#### Your objective
Give the entries again, exactly as written.

[[ Data for this task open ]]

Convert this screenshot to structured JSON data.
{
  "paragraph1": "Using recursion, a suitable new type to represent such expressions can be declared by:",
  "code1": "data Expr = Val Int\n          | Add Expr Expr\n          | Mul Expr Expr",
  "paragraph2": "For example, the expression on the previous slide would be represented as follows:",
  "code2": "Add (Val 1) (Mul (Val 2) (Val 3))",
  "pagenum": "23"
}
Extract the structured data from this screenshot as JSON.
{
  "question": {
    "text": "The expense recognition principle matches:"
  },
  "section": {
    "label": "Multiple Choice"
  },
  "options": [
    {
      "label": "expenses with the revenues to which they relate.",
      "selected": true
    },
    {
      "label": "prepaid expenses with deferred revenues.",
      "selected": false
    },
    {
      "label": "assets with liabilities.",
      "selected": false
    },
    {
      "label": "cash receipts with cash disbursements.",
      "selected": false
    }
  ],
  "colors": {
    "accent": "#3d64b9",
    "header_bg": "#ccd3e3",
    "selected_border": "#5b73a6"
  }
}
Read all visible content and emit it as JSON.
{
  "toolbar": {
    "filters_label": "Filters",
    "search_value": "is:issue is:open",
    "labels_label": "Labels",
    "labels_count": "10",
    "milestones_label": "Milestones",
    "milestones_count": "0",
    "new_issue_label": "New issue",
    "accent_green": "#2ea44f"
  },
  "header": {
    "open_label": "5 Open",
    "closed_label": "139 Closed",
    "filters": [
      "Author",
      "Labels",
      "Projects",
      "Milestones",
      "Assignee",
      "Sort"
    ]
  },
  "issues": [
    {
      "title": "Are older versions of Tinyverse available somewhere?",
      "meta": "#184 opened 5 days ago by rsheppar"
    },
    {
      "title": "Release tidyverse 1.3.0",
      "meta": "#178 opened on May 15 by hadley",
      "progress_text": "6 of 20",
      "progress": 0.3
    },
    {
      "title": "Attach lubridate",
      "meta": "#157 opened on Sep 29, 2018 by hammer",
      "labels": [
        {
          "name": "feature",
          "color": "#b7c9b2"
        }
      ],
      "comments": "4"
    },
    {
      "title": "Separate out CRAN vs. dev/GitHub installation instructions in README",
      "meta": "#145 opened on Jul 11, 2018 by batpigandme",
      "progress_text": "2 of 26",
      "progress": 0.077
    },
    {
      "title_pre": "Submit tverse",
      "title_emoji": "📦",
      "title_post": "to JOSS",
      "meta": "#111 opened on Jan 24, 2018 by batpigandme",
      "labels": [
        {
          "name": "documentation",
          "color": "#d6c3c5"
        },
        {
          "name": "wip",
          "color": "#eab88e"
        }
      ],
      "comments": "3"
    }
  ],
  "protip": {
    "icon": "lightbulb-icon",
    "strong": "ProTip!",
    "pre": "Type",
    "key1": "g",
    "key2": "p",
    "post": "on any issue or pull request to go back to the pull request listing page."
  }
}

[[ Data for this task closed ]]

#### Expected answer
Convert this screenshot to structured JSON data.
{
  "paragraph1": "Using recursion, a suitable new type to represent such expressions can be declared by:",
  "code1": "data Expr = Val Int\n          | Add Expr Expr\n          | Mul Expr Expr",
  "paragraph2": "For example, the expression on the previous slide would be represented as follows:",
  "code2": "Add (Val 1) (Mul (Val 2) (Val 3))",
  "pagenum": "23"
}
Extract the structured data from this screenshot as JSON.
{
  "question": {
    "text": "The expense recognition principle matches:"
  },
  "section": {
    "label": "Multiple Choice"
  },
  "options": [
    {
      "label": "expenses with the revenues to which they relate.",
      "selected": true
    },
    {
      "label": "prepaid expenses with deferred revenues.",
      "selected": false
    },
    {
      "label": "assets with liabilities.",
      "selected": false
    },
    {
      "label": "cash receipts with cash disbursements.",
      "selected": false
    }
  ],
  "colors": {
    "accent": "#3d64b9",
    "header_bg": "#ccd3e3",
    "selected_border": "#5b73a6"
  }
}
Read all visible content and emit it as JSON.
{
  "toolbar": {
    "filters_label": "Filters",
    "search_value": "is:issue is:open",
    "labels_label": "Labels",
    "labels_count": "10",
    "milestones_label": "Milestones",
    "milestones_count": "0",
    "new_issue_label": "New issue",
    "accent_green": "#2ea44f"
  },
  "header": {
    "open_label": "5 Open",
    "closed_label": "139 Closed",
    "filters": [
      "Author",
      "Labels",
      "Projects",
      "Milestones",
      "Assignee",
      "Sort"
    ]
  },
  "issues": [
    {
      "title": "Are older versions of Tinyverse available somewhere?",
      "meta": "#184 opened 5 days ago by rsheppar"
    },
    {
      "title": "Release tidyverse 1.3.0",
      "meta": "#178 opened on May 15 by hadley",
      "progress_text": "6 of 20",
      "progress": 0.3
    },
    {
      "title": "Attach lubridate",
      "meta": "#157 opened on Sep 29, 2018 by hammer",
      "labels": [
        {
          "name": "feature",
          "color": "#b7c9b2"
        }
      ],
      "comments": "4"
    },
    {
      "title": "Separate out CRAN vs. dev/GitHub installation instructions in README",
      "meta": "#145 opened on Jul 11, 2018 by batpigandme",
      "progress_text": "2 of 26",
      "progress": 0.077
    },
    {
      "title_pre": "Submit tverse",
      "title_emoji": "📦",
      "title_post": "to JOSS",
      "meta": "#111 opened on Jan 24, 2018 by batpigandme",
      "labels": [
        {
          "name": "documentation",
          "color": "#d6c3c5"
        },
        {
          "name": "wip",
          "color": "#eab88e"
        }
      ],
      "comments": "3"
    }
  ],
  "protip": {
    "icon": "lightbulb-icon",
    "strong": "ProTip!",
    "pre": "Type",
    "key1": "g",
    "key2": "p",
    "post": "on any issue or pull request to go back to the pull request listing page."
  }
}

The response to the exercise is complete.